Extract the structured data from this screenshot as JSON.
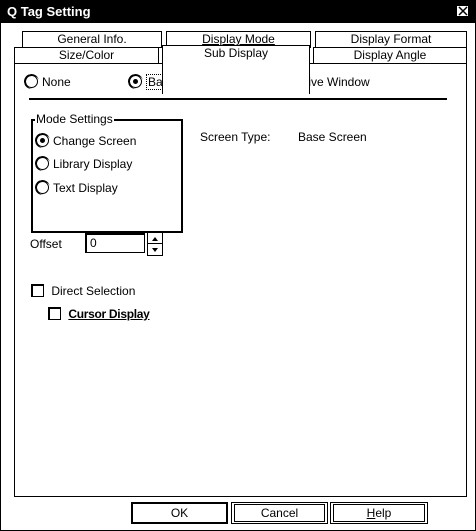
{
  "window": {
    "title": "Q Tag Setting"
  },
  "tabs": {
    "row1": [
      "General Info.",
      "Display Mode",
      "Display Format"
    ],
    "row2": [
      "Size/Color",
      "Sub Display",
      "Display Angle"
    ],
    "active": "Sub Display"
  },
  "sub_display": {
    "options": [
      "None",
      "Base Screen",
      "Active Window"
    ],
    "selected": "Base Screen"
  },
  "mode_settings": {
    "title": "Mode Settings",
    "options": [
      "Change Screen",
      "Library Display",
      "Text Display"
    ],
    "selected": "Change Screen"
  },
  "screen_type": {
    "label": "Screen Type:",
    "value": "Base Screen"
  },
  "offset": {
    "label": "Offset",
    "value": "0"
  },
  "direct_selection": {
    "label": "Direct Selection",
    "checked": false
  },
  "cursor_display": {
    "label": "Cursor Display",
    "checked": false,
    "enabled": false
  },
  "buttons": {
    "ok": "OK",
    "cancel": "Cancel",
    "help": "Help"
  }
}
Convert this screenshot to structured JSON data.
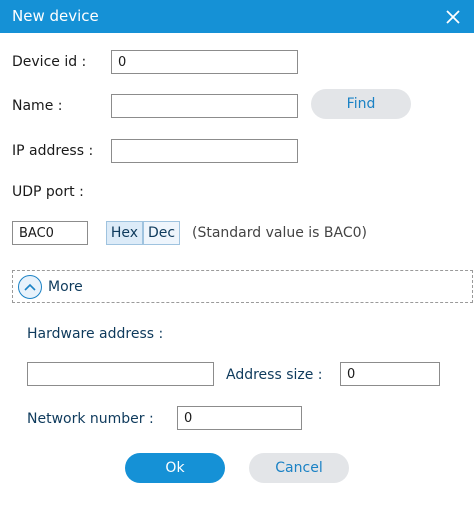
{
  "window": {
    "title": "New device",
    "close_icon": "close-icon",
    "accent_color": "#1591d6"
  },
  "form": {
    "device_id_label": "Device id :",
    "device_id_value": "0",
    "name_label": "Name :",
    "name_value": "",
    "find_label": "Find",
    "ip_label": "IP address :",
    "ip_value": "",
    "udp_label": "UDP port :",
    "udp_value": "BAC0",
    "hex_label": "Hex",
    "dec_label": "Dec",
    "udp_hint": "(Standard value is BAC0)"
  },
  "more": {
    "label": "More",
    "toggle_icon": "chevron-up-icon",
    "hardware_address_label": "Hardware address :",
    "hardware_address_value": "",
    "address_size_label": "Address size :",
    "address_size_value": "0",
    "network_number_label": "Network number :",
    "network_number_value": "0"
  },
  "buttons": {
    "ok_label": "Ok",
    "cancel_label": "Cancel"
  }
}
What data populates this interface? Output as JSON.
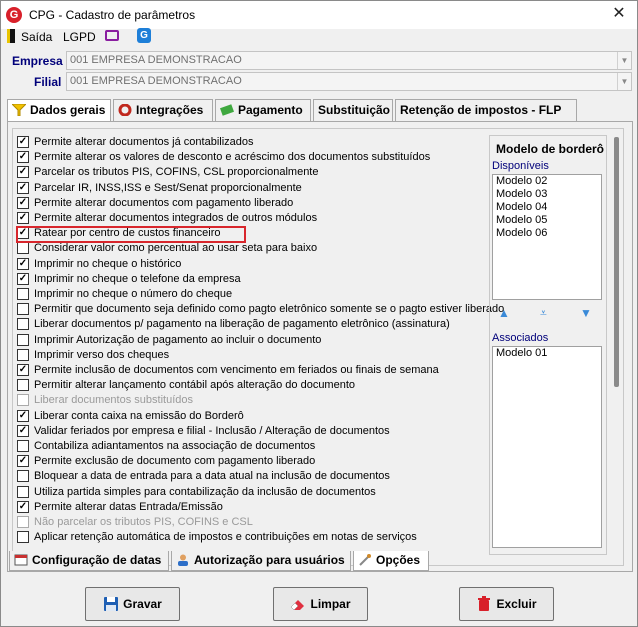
{
  "window": {
    "title": "CPG - Cadastro de parâmetros",
    "close": "✕"
  },
  "menu": {
    "saida": "Saída",
    "lgpd": "LGPD"
  },
  "fields": {
    "empresa_label": "Empresa",
    "empresa_value": "001 EMPRESA DEMONSTRACAO",
    "filial_label": "Filial",
    "filial_value": "001 EMPRESA DEMONSTRACAO"
  },
  "tabs": [
    "Dados gerais",
    "Integrações",
    "Pagamento",
    "Substituição",
    "Retenção de impostos - FLP"
  ],
  "options": [
    {
      "label": "Permite alterar documentos já contabilizados",
      "checked": true,
      "enabled": true
    },
    {
      "label": "Permite alterar os valores de desconto e acréscimo dos documentos substituídos",
      "checked": true,
      "enabled": true
    },
    {
      "label": "Parcelar os tributos PIS, COFINS, CSL proporcionalmente",
      "checked": true,
      "enabled": true
    },
    {
      "label": "Parcelar IR, INSS,ISS e Sest/Senat proporcionalmente",
      "checked": true,
      "enabled": true
    },
    {
      "label": "Permite alterar documentos com pagamento liberado",
      "checked": true,
      "enabled": true
    },
    {
      "label": "Permite alterar documentos integrados de outros módulos",
      "checked": true,
      "enabled": true
    },
    {
      "label": "Ratear por centro de custos financeiro",
      "checked": true,
      "enabled": true
    },
    {
      "label": "Considerar valor como percentual ao usar seta para baixo",
      "checked": false,
      "enabled": true
    },
    {
      "label": "Imprimir no cheque o histórico",
      "checked": true,
      "enabled": true
    },
    {
      "label": "Imprimir no cheque o telefone da empresa",
      "checked": true,
      "enabled": true
    },
    {
      "label": "Imprimir no cheque o número do cheque",
      "checked": false,
      "enabled": true
    },
    {
      "label": "Permitir que documento seja definido como pagto eletrônico somente se o pagto estiver liberado",
      "checked": false,
      "enabled": true
    },
    {
      "label": "Liberar documentos p/ pagamento na liberação de pagamento eletrônico (assinatura)",
      "checked": false,
      "enabled": true
    },
    {
      "label": "Imprimir Autorização de pagamento ao incluir o documento",
      "checked": false,
      "enabled": true
    },
    {
      "label": "Imprimir verso dos cheques",
      "checked": false,
      "enabled": true
    },
    {
      "label": "Permite inclusão de documentos com vencimento em feriados ou finais de semana",
      "checked": true,
      "enabled": true
    },
    {
      "label": "Permitir alterar lançamento contábil após alteração do documento",
      "checked": false,
      "enabled": true
    },
    {
      "label": "Liberar documentos substituídos",
      "checked": false,
      "enabled": false
    },
    {
      "label": "Liberar conta caixa na emissão do Borderô",
      "checked": true,
      "enabled": true
    },
    {
      "label": "Validar feriados por empresa e filial - Inclusão / Alteração de documentos",
      "checked": true,
      "enabled": true
    },
    {
      "label": "Contabiliza adiantamentos na associação de documentos",
      "checked": false,
      "enabled": true
    },
    {
      "label": "Permite exclusão de documento com pagamento liberado",
      "checked": true,
      "enabled": true
    },
    {
      "label": "Bloquear a data de entrada para a data atual na inclusão de documentos",
      "checked": false,
      "enabled": true
    },
    {
      "label": "Utiliza partida simples para contabilização da inclusão de documentos",
      "checked": false,
      "enabled": true
    },
    {
      "label": "Permite alterar datas Entrada/Emissão",
      "checked": true,
      "enabled": true
    },
    {
      "label": "Não parcelar os tributos PIS, COFINS e CSL",
      "checked": false,
      "enabled": false
    },
    {
      "label": "Aplicar retenção automática de impostos e contribuições em notas de serviços",
      "checked": false,
      "enabled": true
    }
  ],
  "modelo": {
    "title": "Modelo de borderô",
    "disponiveis_label": "Disponíveis",
    "disponiveis": [
      "Modelo 02",
      "Modelo 03",
      "Modelo 04",
      "Modelo 05",
      "Modelo 06"
    ],
    "associados_label": "Associados",
    "associados": [
      "Modelo 01"
    ]
  },
  "bottom_tabs": [
    "Configuração de datas",
    "Autorização para usuários",
    "Opções"
  ],
  "buttons": {
    "gravar": "Gravar",
    "limpar": "Limpar",
    "excluir": "Excluir"
  },
  "colors": {
    "label_blue": "#00007a",
    "highlight_red": "#d8262c",
    "list_link_blue": "#3a8ad8"
  }
}
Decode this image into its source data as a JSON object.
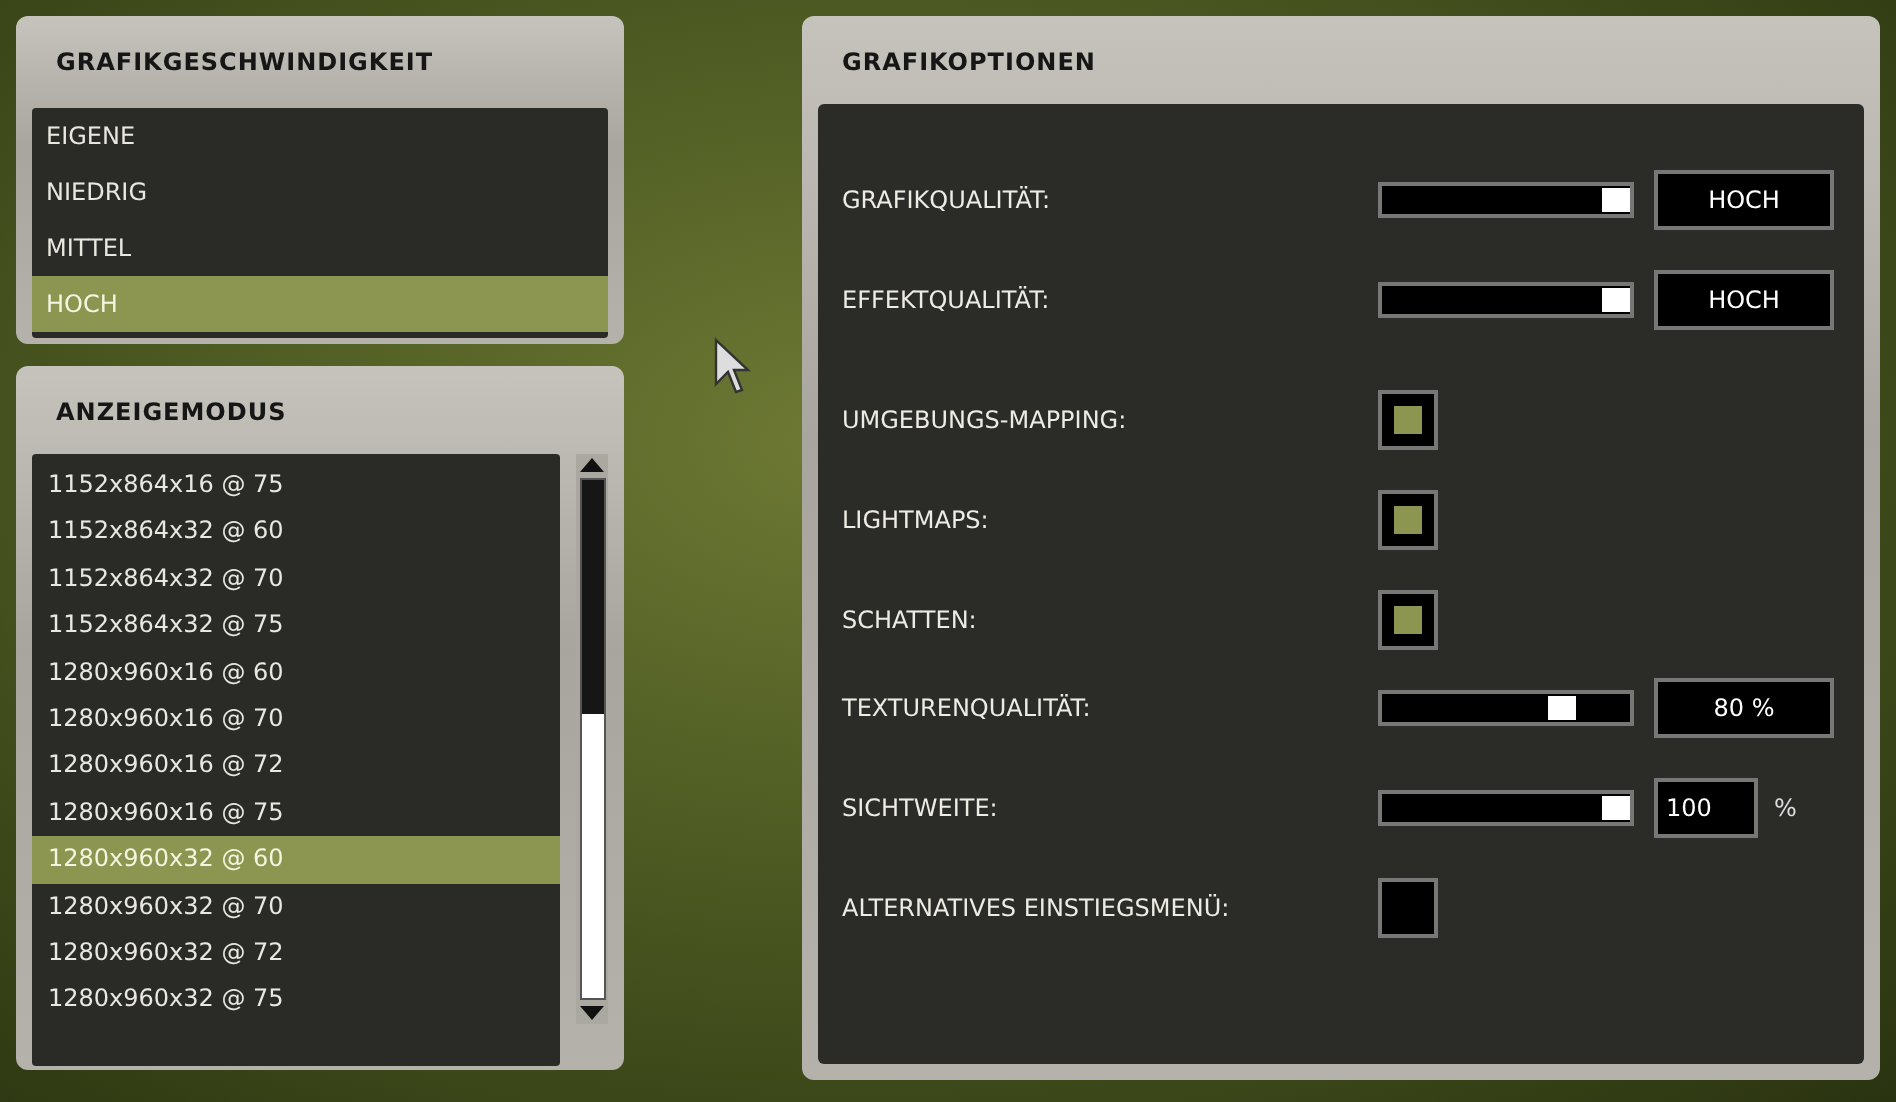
{
  "speed_panel": {
    "title": "GRAFIKGESCHWINDIGKEIT",
    "items": [
      {
        "label": "EIGENE",
        "selected": false
      },
      {
        "label": "NIEDRIG",
        "selected": false
      },
      {
        "label": "MITTEL",
        "selected": false
      },
      {
        "label": "HOCH",
        "selected": true
      }
    ]
  },
  "display_panel": {
    "title": "ANZEIGEMODUS",
    "modes": [
      {
        "label": "1152x864x16 @ 75",
        "selected": false
      },
      {
        "label": "1152x864x32 @ 60",
        "selected": false
      },
      {
        "label": "1152x864x32 @ 70",
        "selected": false
      },
      {
        "label": "1152x864x32 @ 75",
        "selected": false
      },
      {
        "label": "1280x960x16 @ 60",
        "selected": false
      },
      {
        "label": "1280x960x16 @ 70",
        "selected": false
      },
      {
        "label": "1280x960x16 @ 72",
        "selected": false
      },
      {
        "label": "1280x960x16 @ 75",
        "selected": false
      },
      {
        "label": "1280x960x32 @ 60",
        "selected": true
      },
      {
        "label": "1280x960x32 @ 70",
        "selected": false
      },
      {
        "label": "1280x960x32 @ 72",
        "selected": false
      },
      {
        "label": "1280x960x32 @ 75",
        "selected": false
      }
    ]
  },
  "options_panel": {
    "title": "GRAFIKOPTIONEN",
    "options": [
      {
        "kind": "slider",
        "label": "GRAFIKQUALITÄT:",
        "level": 1,
        "value": "HOCH"
      },
      {
        "kind": "slider",
        "label": "EFFEKTQUALITÄT:",
        "level": 1,
        "value": "HOCH"
      },
      {
        "kind": "checkbox",
        "label": "UMGEBUNGS-MAPPING:",
        "checked": true
      },
      {
        "kind": "checkbox",
        "label": "LIGHTMAPS:",
        "checked": true
      },
      {
        "kind": "checkbox",
        "label": "SCHATTEN:",
        "checked": true
      },
      {
        "kind": "slider",
        "label": "TEXTURENQUALITÄT:",
        "level": 0.75,
        "value": "80 %"
      },
      {
        "kind": "slider_unit",
        "label": "SICHTWEITE:",
        "level": 1,
        "value": "100",
        "unit": "%"
      },
      {
        "kind": "checkbox",
        "label": "ALTERNATIVES EINSTIEGSMENÜ:",
        "checked": false
      }
    ]
  }
}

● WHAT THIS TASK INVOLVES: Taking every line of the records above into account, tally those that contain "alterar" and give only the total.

● EXERCISE OUTPUT: 6